-- Opening Marker --
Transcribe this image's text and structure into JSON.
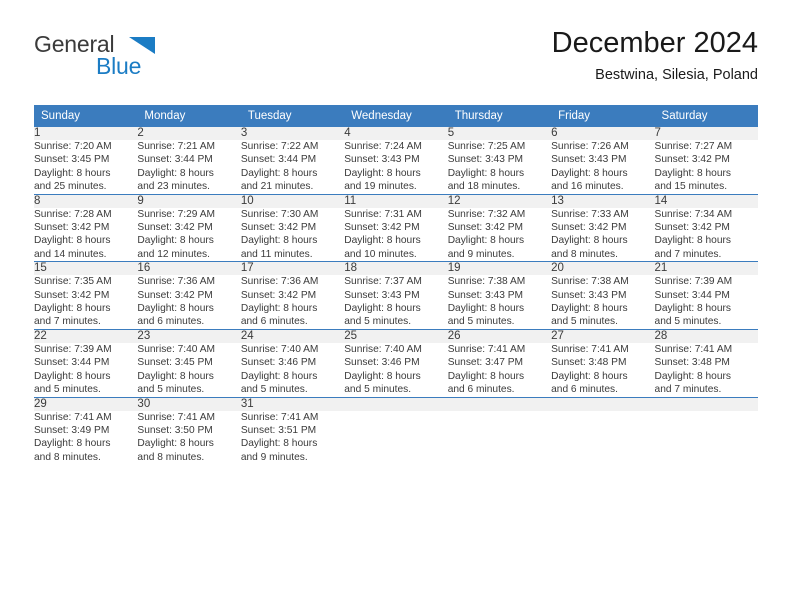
{
  "brand": {
    "name_dark": "General",
    "name_blue": "Blue",
    "accent_color": "#1b7cc4"
  },
  "header": {
    "title": "December 2024",
    "subtitle": "Bestwina, Silesia, Poland"
  },
  "calendar": {
    "header_bg": "#3b7cbe",
    "daynum_bg": "#f1f1f1",
    "weekday_headers": [
      "Sunday",
      "Monday",
      "Tuesday",
      "Wednesday",
      "Thursday",
      "Friday",
      "Saturday"
    ],
    "weeks": [
      [
        {
          "day": "1",
          "sunrise": "Sunrise: 7:20 AM",
          "sunset": "Sunset: 3:45 PM",
          "daylight1": "Daylight: 8 hours",
          "daylight2": "and 25 minutes."
        },
        {
          "day": "2",
          "sunrise": "Sunrise: 7:21 AM",
          "sunset": "Sunset: 3:44 PM",
          "daylight1": "Daylight: 8 hours",
          "daylight2": "and 23 minutes."
        },
        {
          "day": "3",
          "sunrise": "Sunrise: 7:22 AM",
          "sunset": "Sunset: 3:44 PM",
          "daylight1": "Daylight: 8 hours",
          "daylight2": "and 21 minutes."
        },
        {
          "day": "4",
          "sunrise": "Sunrise: 7:24 AM",
          "sunset": "Sunset: 3:43 PM",
          "daylight1": "Daylight: 8 hours",
          "daylight2": "and 19 minutes."
        },
        {
          "day": "5",
          "sunrise": "Sunrise: 7:25 AM",
          "sunset": "Sunset: 3:43 PM",
          "daylight1": "Daylight: 8 hours",
          "daylight2": "and 18 minutes."
        },
        {
          "day": "6",
          "sunrise": "Sunrise: 7:26 AM",
          "sunset": "Sunset: 3:43 PM",
          "daylight1": "Daylight: 8 hours",
          "daylight2": "and 16 minutes."
        },
        {
          "day": "7",
          "sunrise": "Sunrise: 7:27 AM",
          "sunset": "Sunset: 3:42 PM",
          "daylight1": "Daylight: 8 hours",
          "daylight2": "and 15 minutes."
        }
      ],
      [
        {
          "day": "8",
          "sunrise": "Sunrise: 7:28 AM",
          "sunset": "Sunset: 3:42 PM",
          "daylight1": "Daylight: 8 hours",
          "daylight2": "and 14 minutes."
        },
        {
          "day": "9",
          "sunrise": "Sunrise: 7:29 AM",
          "sunset": "Sunset: 3:42 PM",
          "daylight1": "Daylight: 8 hours",
          "daylight2": "and 12 minutes."
        },
        {
          "day": "10",
          "sunrise": "Sunrise: 7:30 AM",
          "sunset": "Sunset: 3:42 PM",
          "daylight1": "Daylight: 8 hours",
          "daylight2": "and 11 minutes."
        },
        {
          "day": "11",
          "sunrise": "Sunrise: 7:31 AM",
          "sunset": "Sunset: 3:42 PM",
          "daylight1": "Daylight: 8 hours",
          "daylight2": "and 10 minutes."
        },
        {
          "day": "12",
          "sunrise": "Sunrise: 7:32 AM",
          "sunset": "Sunset: 3:42 PM",
          "daylight1": "Daylight: 8 hours",
          "daylight2": "and 9 minutes."
        },
        {
          "day": "13",
          "sunrise": "Sunrise: 7:33 AM",
          "sunset": "Sunset: 3:42 PM",
          "daylight1": "Daylight: 8 hours",
          "daylight2": "and 8 minutes."
        },
        {
          "day": "14",
          "sunrise": "Sunrise: 7:34 AM",
          "sunset": "Sunset: 3:42 PM",
          "daylight1": "Daylight: 8 hours",
          "daylight2": "and 7 minutes."
        }
      ],
      [
        {
          "day": "15",
          "sunrise": "Sunrise: 7:35 AM",
          "sunset": "Sunset: 3:42 PM",
          "daylight1": "Daylight: 8 hours",
          "daylight2": "and 7 minutes."
        },
        {
          "day": "16",
          "sunrise": "Sunrise: 7:36 AM",
          "sunset": "Sunset: 3:42 PM",
          "daylight1": "Daylight: 8 hours",
          "daylight2": "and 6 minutes."
        },
        {
          "day": "17",
          "sunrise": "Sunrise: 7:36 AM",
          "sunset": "Sunset: 3:42 PM",
          "daylight1": "Daylight: 8 hours",
          "daylight2": "and 6 minutes."
        },
        {
          "day": "18",
          "sunrise": "Sunrise: 7:37 AM",
          "sunset": "Sunset: 3:43 PM",
          "daylight1": "Daylight: 8 hours",
          "daylight2": "and 5 minutes."
        },
        {
          "day": "19",
          "sunrise": "Sunrise: 7:38 AM",
          "sunset": "Sunset: 3:43 PM",
          "daylight1": "Daylight: 8 hours",
          "daylight2": "and 5 minutes."
        },
        {
          "day": "20",
          "sunrise": "Sunrise: 7:38 AM",
          "sunset": "Sunset: 3:43 PM",
          "daylight1": "Daylight: 8 hours",
          "daylight2": "and 5 minutes."
        },
        {
          "day": "21",
          "sunrise": "Sunrise: 7:39 AM",
          "sunset": "Sunset: 3:44 PM",
          "daylight1": "Daylight: 8 hours",
          "daylight2": "and 5 minutes."
        }
      ],
      [
        {
          "day": "22",
          "sunrise": "Sunrise: 7:39 AM",
          "sunset": "Sunset: 3:44 PM",
          "daylight1": "Daylight: 8 hours",
          "daylight2": "and 5 minutes."
        },
        {
          "day": "23",
          "sunrise": "Sunrise: 7:40 AM",
          "sunset": "Sunset: 3:45 PM",
          "daylight1": "Daylight: 8 hours",
          "daylight2": "and 5 minutes."
        },
        {
          "day": "24",
          "sunrise": "Sunrise: 7:40 AM",
          "sunset": "Sunset: 3:46 PM",
          "daylight1": "Daylight: 8 hours",
          "daylight2": "and 5 minutes."
        },
        {
          "day": "25",
          "sunrise": "Sunrise: 7:40 AM",
          "sunset": "Sunset: 3:46 PM",
          "daylight1": "Daylight: 8 hours",
          "daylight2": "and 5 minutes."
        },
        {
          "day": "26",
          "sunrise": "Sunrise: 7:41 AM",
          "sunset": "Sunset: 3:47 PM",
          "daylight1": "Daylight: 8 hours",
          "daylight2": "and 6 minutes."
        },
        {
          "day": "27",
          "sunrise": "Sunrise: 7:41 AM",
          "sunset": "Sunset: 3:48 PM",
          "daylight1": "Daylight: 8 hours",
          "daylight2": "and 6 minutes."
        },
        {
          "day": "28",
          "sunrise": "Sunrise: 7:41 AM",
          "sunset": "Sunset: 3:48 PM",
          "daylight1": "Daylight: 8 hours",
          "daylight2": "and 7 minutes."
        }
      ],
      [
        {
          "day": "29",
          "sunrise": "Sunrise: 7:41 AM",
          "sunset": "Sunset: 3:49 PM",
          "daylight1": "Daylight: 8 hours",
          "daylight2": "and 8 minutes."
        },
        {
          "day": "30",
          "sunrise": "Sunrise: 7:41 AM",
          "sunset": "Sunset: 3:50 PM",
          "daylight1": "Daylight: 8 hours",
          "daylight2": "and 8 minutes."
        },
        {
          "day": "31",
          "sunrise": "Sunrise: 7:41 AM",
          "sunset": "Sunset: 3:51 PM",
          "daylight1": "Daylight: 8 hours",
          "daylight2": "and 9 minutes."
        },
        {
          "day": "",
          "sunrise": "",
          "sunset": "",
          "daylight1": "",
          "daylight2": ""
        },
        {
          "day": "",
          "sunrise": "",
          "sunset": "",
          "daylight1": "",
          "daylight2": ""
        },
        {
          "day": "",
          "sunrise": "",
          "sunset": "",
          "daylight1": "",
          "daylight2": ""
        },
        {
          "day": "",
          "sunrise": "",
          "sunset": "",
          "daylight1": "",
          "daylight2": ""
        }
      ]
    ]
  }
}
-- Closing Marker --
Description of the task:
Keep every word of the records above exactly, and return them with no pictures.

Response box:
Transcribe this image's text and structure into JSON.
{
  "brand": {
    "name_dark": "General",
    "name_blue": "Blue",
    "accent_color": "#1b7cc4"
  },
  "header": {
    "title": "December 2024",
    "subtitle": "Bestwina, Silesia, Poland"
  },
  "calendar": {
    "header_bg": "#3b7cbe",
    "daynum_bg": "#f1f1f1",
    "weekday_headers": [
      "Sunday",
      "Monday",
      "Tuesday",
      "Wednesday",
      "Thursday",
      "Friday",
      "Saturday"
    ],
    "weeks": [
      [
        {
          "day": "1",
          "sunrise": "Sunrise: 7:20 AM",
          "sunset": "Sunset: 3:45 PM",
          "daylight1": "Daylight: 8 hours",
          "daylight2": "and 25 minutes."
        },
        {
          "day": "2",
          "sunrise": "Sunrise: 7:21 AM",
          "sunset": "Sunset: 3:44 PM",
          "daylight1": "Daylight: 8 hours",
          "daylight2": "and 23 minutes."
        },
        {
          "day": "3",
          "sunrise": "Sunrise: 7:22 AM",
          "sunset": "Sunset: 3:44 PM",
          "daylight1": "Daylight: 8 hours",
          "daylight2": "and 21 minutes."
        },
        {
          "day": "4",
          "sunrise": "Sunrise: 7:24 AM",
          "sunset": "Sunset: 3:43 PM",
          "daylight1": "Daylight: 8 hours",
          "daylight2": "and 19 minutes."
        },
        {
          "day": "5",
          "sunrise": "Sunrise: 7:25 AM",
          "sunset": "Sunset: 3:43 PM",
          "daylight1": "Daylight: 8 hours",
          "daylight2": "and 18 minutes."
        },
        {
          "day": "6",
          "sunrise": "Sunrise: 7:26 AM",
          "sunset": "Sunset: 3:43 PM",
          "daylight1": "Daylight: 8 hours",
          "daylight2": "and 16 minutes."
        },
        {
          "day": "7",
          "sunrise": "Sunrise: 7:27 AM",
          "sunset": "Sunset: 3:42 PM",
          "daylight1": "Daylight: 8 hours",
          "daylight2": "and 15 minutes."
        }
      ],
      [
        {
          "day": "8",
          "sunrise": "Sunrise: 7:28 AM",
          "sunset": "Sunset: 3:42 PM",
          "daylight1": "Daylight: 8 hours",
          "daylight2": "and 14 minutes."
        },
        {
          "day": "9",
          "sunrise": "Sunrise: 7:29 AM",
          "sunset": "Sunset: 3:42 PM",
          "daylight1": "Daylight: 8 hours",
          "daylight2": "and 12 minutes."
        },
        {
          "day": "10",
          "sunrise": "Sunrise: 7:30 AM",
          "sunset": "Sunset: 3:42 PM",
          "daylight1": "Daylight: 8 hours",
          "daylight2": "and 11 minutes."
        },
        {
          "day": "11",
          "sunrise": "Sunrise: 7:31 AM",
          "sunset": "Sunset: 3:42 PM",
          "daylight1": "Daylight: 8 hours",
          "daylight2": "and 10 minutes."
        },
        {
          "day": "12",
          "sunrise": "Sunrise: 7:32 AM",
          "sunset": "Sunset: 3:42 PM",
          "daylight1": "Daylight: 8 hours",
          "daylight2": "and 9 minutes."
        },
        {
          "day": "13",
          "sunrise": "Sunrise: 7:33 AM",
          "sunset": "Sunset: 3:42 PM",
          "daylight1": "Daylight: 8 hours",
          "daylight2": "and 8 minutes."
        },
        {
          "day": "14",
          "sunrise": "Sunrise: 7:34 AM",
          "sunset": "Sunset: 3:42 PM",
          "daylight1": "Daylight: 8 hours",
          "daylight2": "and 7 minutes."
        }
      ],
      [
        {
          "day": "15",
          "sunrise": "Sunrise: 7:35 AM",
          "sunset": "Sunset: 3:42 PM",
          "daylight1": "Daylight: 8 hours",
          "daylight2": "and 7 minutes."
        },
        {
          "day": "16",
          "sunrise": "Sunrise: 7:36 AM",
          "sunset": "Sunset: 3:42 PM",
          "daylight1": "Daylight: 8 hours",
          "daylight2": "and 6 minutes."
        },
        {
          "day": "17",
          "sunrise": "Sunrise: 7:36 AM",
          "sunset": "Sunset: 3:42 PM",
          "daylight1": "Daylight: 8 hours",
          "daylight2": "and 6 minutes."
        },
        {
          "day": "18",
          "sunrise": "Sunrise: 7:37 AM",
          "sunset": "Sunset: 3:43 PM",
          "daylight1": "Daylight: 8 hours",
          "daylight2": "and 5 minutes."
        },
        {
          "day": "19",
          "sunrise": "Sunrise: 7:38 AM",
          "sunset": "Sunset: 3:43 PM",
          "daylight1": "Daylight: 8 hours",
          "daylight2": "and 5 minutes."
        },
        {
          "day": "20",
          "sunrise": "Sunrise: 7:38 AM",
          "sunset": "Sunset: 3:43 PM",
          "daylight1": "Daylight: 8 hours",
          "daylight2": "and 5 minutes."
        },
        {
          "day": "21",
          "sunrise": "Sunrise: 7:39 AM",
          "sunset": "Sunset: 3:44 PM",
          "daylight1": "Daylight: 8 hours",
          "daylight2": "and 5 minutes."
        }
      ],
      [
        {
          "day": "22",
          "sunrise": "Sunrise: 7:39 AM",
          "sunset": "Sunset: 3:44 PM",
          "daylight1": "Daylight: 8 hours",
          "daylight2": "and 5 minutes."
        },
        {
          "day": "23",
          "sunrise": "Sunrise: 7:40 AM",
          "sunset": "Sunset: 3:45 PM",
          "daylight1": "Daylight: 8 hours",
          "daylight2": "and 5 minutes."
        },
        {
          "day": "24",
          "sunrise": "Sunrise: 7:40 AM",
          "sunset": "Sunset: 3:46 PM",
          "daylight1": "Daylight: 8 hours",
          "daylight2": "and 5 minutes."
        },
        {
          "day": "25",
          "sunrise": "Sunrise: 7:40 AM",
          "sunset": "Sunset: 3:46 PM",
          "daylight1": "Daylight: 8 hours",
          "daylight2": "and 5 minutes."
        },
        {
          "day": "26",
          "sunrise": "Sunrise: 7:41 AM",
          "sunset": "Sunset: 3:47 PM",
          "daylight1": "Daylight: 8 hours",
          "daylight2": "and 6 minutes."
        },
        {
          "day": "27",
          "sunrise": "Sunrise: 7:41 AM",
          "sunset": "Sunset: 3:48 PM",
          "daylight1": "Daylight: 8 hours",
          "daylight2": "and 6 minutes."
        },
        {
          "day": "28",
          "sunrise": "Sunrise: 7:41 AM",
          "sunset": "Sunset: 3:48 PM",
          "daylight1": "Daylight: 8 hours",
          "daylight2": "and 7 minutes."
        }
      ],
      [
        {
          "day": "29",
          "sunrise": "Sunrise: 7:41 AM",
          "sunset": "Sunset: 3:49 PM",
          "daylight1": "Daylight: 8 hours",
          "daylight2": "and 8 minutes."
        },
        {
          "day": "30",
          "sunrise": "Sunrise: 7:41 AM",
          "sunset": "Sunset: 3:50 PM",
          "daylight1": "Daylight: 8 hours",
          "daylight2": "and 8 minutes."
        },
        {
          "day": "31",
          "sunrise": "Sunrise: 7:41 AM",
          "sunset": "Sunset: 3:51 PM",
          "daylight1": "Daylight: 8 hours",
          "daylight2": "and 9 minutes."
        },
        {
          "day": "",
          "sunrise": "",
          "sunset": "",
          "daylight1": "",
          "daylight2": ""
        },
        {
          "day": "",
          "sunrise": "",
          "sunset": "",
          "daylight1": "",
          "daylight2": ""
        },
        {
          "day": "",
          "sunrise": "",
          "sunset": "",
          "daylight1": "",
          "daylight2": ""
        },
        {
          "day": "",
          "sunrise": "",
          "sunset": "",
          "daylight1": "",
          "daylight2": ""
        }
      ]
    ]
  }
}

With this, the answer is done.